# How to create a 'hashing' function that maps up to 1 to N numbers uniquely to numbers 1 to N

I would like to use or create a hashing algorithm that takes K inputs from 1 to N and maps them uniquely to different numbers on 1 to N. K can be 1 to N. Ideally I would like the hashing alg to be able to be salted, but I'm not sure that is possible if some of these numbers must be prime.

Someone in #algorithms on libera suggested using $$g^i\bmod p$$ where $$p$$ is a prime and $$g$$ is a generator of the $$p$$ prime ring, but I never took an abstract algebra class, so this is a bit over my head. I have this:

uint64_t primeHash(uint64_t const& i, uint64_t const& p)
{
uint64_t g = 4294967311; // first prime after sqrt(p_max)
for (unsigned int _ = 0; _ < i; ++_)
g *= g;

return g % p;
}


and I am thinking I would set p to N, which would be p = 100, but p is then not prime and the first 3 numbers are not unique:

i: 1 gen: 128849019105         g^i mod p: 5
i: 2 gen: 57982058546625       g^i mod p: 25
i: 3 gen: 5870683425282890625  g^i mod p: 25


I am all mixed up. Where am I going wrong with my understanding? How do I bound my outputs to 1 to N (here 100) ?
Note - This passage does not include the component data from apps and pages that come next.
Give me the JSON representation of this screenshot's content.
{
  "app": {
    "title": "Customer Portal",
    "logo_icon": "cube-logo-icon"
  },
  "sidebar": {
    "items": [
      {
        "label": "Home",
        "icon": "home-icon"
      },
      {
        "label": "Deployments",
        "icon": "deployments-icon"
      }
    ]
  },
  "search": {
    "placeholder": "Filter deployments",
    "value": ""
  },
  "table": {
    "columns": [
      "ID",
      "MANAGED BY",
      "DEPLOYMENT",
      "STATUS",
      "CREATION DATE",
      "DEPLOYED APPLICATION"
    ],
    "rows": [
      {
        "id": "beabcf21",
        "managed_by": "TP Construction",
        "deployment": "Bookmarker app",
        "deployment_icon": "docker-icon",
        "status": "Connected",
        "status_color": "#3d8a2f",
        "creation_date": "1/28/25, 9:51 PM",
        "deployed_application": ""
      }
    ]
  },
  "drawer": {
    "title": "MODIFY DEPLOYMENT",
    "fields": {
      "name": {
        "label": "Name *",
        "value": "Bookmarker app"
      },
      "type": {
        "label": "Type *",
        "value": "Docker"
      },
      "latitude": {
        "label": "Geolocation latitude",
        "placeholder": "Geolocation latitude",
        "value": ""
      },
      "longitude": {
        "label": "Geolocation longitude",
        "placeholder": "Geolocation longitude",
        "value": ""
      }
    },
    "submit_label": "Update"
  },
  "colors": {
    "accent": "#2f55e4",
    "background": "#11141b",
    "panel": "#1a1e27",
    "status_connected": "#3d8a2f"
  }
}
• The function $f(i)= i \bmod N +1$ satisfies your requirements. Also your exponentiation function is slow prone to overflows. You can implement it in time $\approx \log i$ and keep the numbers small by using the relations $g^i \bmod p = 1$ if $i=0$, $g^i \bmod p =(g^{i/2} \bmod p)^2 \bmod p$ if $i \ge 2$ and $i$ is even, and $g^i \bmod p = \big( g ( g^{(i-1)/2} \bmod p)^2 \big) \bmod p$ if $i$ is odd. Nov 23, 2023 at 12:46
• – D.W.
Nov 24, 2023 at 23:57

## 1 Answer

Look for “linear congruential random number generator”. If you take a random number generator with range 0 <= r < n that’s basically what you want. And it’s quite fast.

• from the wikipedia article on them it looks like I have to choose a modulus that is prime to get the full period. So, if I want to generate numbers from 1 to 99, I can't use modulus 100 to get a period of m-1 and would have to use either 97 or 101 and will either not generate 97, 98, 99, or I will generate 100 when I don't want to. Is there a way to get a period that is uniform on 1 to N if N+1 isn't prime?
– Drew
Nov 25, 2023 at 11:14